Angela Carter’s stories are colourful and vivid, partly because they feature extremes and represent hopes and fears of ordinary people. Fear is usually of disaster, death or being eaten by ugly, fearful, supernatural beings and monsters. The hopeful, optimistic side is unrealistically represented by beautiful heroines and courageous, handsome heroes. Carter uses this hybrid of horror and wishfulfillment, but uses ornate, rococo and baroque language, heightening the emotion and developing the mood.
Carter illustrates non-human characters within “The Courtship of Mr Lyon” and “The Tiger’s Bride” by using highly metaphorical language, with many adjectives to a single noun which creates in depth descriptions of the attitudes and features of the non-human beings.
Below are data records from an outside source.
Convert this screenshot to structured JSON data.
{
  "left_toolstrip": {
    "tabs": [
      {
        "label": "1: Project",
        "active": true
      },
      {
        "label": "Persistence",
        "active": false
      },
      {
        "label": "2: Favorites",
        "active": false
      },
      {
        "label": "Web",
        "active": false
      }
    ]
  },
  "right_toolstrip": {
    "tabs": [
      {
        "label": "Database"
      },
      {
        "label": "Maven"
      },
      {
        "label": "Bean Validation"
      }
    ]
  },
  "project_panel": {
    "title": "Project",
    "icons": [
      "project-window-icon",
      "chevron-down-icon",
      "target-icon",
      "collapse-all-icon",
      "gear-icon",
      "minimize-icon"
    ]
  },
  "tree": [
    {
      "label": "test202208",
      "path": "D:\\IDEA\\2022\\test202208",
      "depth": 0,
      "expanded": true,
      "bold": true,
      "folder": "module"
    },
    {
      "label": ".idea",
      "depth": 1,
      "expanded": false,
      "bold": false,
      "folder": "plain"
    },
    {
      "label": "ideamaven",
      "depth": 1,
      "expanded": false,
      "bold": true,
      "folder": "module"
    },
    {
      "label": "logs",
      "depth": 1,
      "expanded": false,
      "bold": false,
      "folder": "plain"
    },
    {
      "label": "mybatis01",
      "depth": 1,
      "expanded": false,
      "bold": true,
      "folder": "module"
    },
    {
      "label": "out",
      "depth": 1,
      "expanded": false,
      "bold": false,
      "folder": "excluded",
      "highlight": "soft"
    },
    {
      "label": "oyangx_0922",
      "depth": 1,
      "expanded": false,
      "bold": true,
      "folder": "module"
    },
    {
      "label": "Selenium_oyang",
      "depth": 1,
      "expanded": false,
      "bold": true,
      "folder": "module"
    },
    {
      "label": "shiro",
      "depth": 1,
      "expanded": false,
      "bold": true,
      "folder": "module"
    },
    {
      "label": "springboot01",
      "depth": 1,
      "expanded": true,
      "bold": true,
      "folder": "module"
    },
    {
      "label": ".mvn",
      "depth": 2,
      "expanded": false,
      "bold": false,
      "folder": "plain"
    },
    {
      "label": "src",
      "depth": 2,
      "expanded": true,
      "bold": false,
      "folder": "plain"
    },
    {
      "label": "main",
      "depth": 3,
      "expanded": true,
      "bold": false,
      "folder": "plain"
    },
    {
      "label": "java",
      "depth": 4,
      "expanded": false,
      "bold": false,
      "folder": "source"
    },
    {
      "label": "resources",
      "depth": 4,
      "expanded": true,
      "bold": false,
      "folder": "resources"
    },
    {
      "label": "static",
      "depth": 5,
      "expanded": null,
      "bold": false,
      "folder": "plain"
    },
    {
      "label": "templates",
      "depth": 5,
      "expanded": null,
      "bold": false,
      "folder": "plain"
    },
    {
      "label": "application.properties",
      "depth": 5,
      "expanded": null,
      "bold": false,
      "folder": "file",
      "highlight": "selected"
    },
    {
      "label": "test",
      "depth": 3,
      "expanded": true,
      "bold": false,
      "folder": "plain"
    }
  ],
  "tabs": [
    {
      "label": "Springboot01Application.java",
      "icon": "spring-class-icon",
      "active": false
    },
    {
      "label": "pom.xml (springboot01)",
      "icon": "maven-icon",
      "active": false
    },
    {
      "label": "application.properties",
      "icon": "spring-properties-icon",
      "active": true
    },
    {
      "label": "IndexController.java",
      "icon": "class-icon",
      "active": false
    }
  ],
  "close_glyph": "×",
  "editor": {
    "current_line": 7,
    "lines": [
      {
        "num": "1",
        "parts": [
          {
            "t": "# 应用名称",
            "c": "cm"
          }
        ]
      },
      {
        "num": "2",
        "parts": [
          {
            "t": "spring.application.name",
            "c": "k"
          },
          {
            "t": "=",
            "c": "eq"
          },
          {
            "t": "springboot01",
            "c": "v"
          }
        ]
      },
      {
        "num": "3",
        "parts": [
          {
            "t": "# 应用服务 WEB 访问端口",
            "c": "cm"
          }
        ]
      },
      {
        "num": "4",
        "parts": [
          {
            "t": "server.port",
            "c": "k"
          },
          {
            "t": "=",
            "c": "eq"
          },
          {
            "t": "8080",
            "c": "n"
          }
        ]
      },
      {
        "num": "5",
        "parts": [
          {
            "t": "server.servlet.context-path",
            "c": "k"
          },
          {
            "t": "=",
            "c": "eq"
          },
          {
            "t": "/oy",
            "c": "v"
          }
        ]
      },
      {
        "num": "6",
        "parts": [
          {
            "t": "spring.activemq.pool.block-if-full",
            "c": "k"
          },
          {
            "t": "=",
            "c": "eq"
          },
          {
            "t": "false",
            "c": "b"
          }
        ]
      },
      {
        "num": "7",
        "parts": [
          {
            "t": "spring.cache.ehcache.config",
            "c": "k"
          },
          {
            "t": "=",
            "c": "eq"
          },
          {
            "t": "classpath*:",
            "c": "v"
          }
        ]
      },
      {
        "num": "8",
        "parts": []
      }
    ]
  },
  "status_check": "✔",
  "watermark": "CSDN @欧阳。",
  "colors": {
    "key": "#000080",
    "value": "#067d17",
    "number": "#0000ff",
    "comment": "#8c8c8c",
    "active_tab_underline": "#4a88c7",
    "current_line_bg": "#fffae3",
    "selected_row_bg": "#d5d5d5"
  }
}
By utilising simple characters, Carter projects her emphasis onto texture, colour and sensation with her sophisticated language.
Within “The Courtship of Mr Lyon”, the lion is illustrated by highly metaphorical lexis: “mazy head of hair, on the eyes green as agate, on the golden hairs of the great paws…”
These are connotations of a non-human creature, emphasised by the triplet and the use of the adjective “great” reflects the lion to be dominant and of power – which portrays his status. In addition his actions are that of an animal: “He reared on his hind legs like an angry lion, yet he wore a smoking jacket.” This amusing description compromises human and non-human qualities, therefore creating a surreal image as if the lion wants to be viewed by others as human. However, when the girl meets the lion, she is adamant that “a lion is a lion and a man is a man.” Although the lion wants to be personified as human, the parallel structure used by the girl indicates she has a natural fear of difference. Furthermore, we are given the impression the girl feels sorry for the...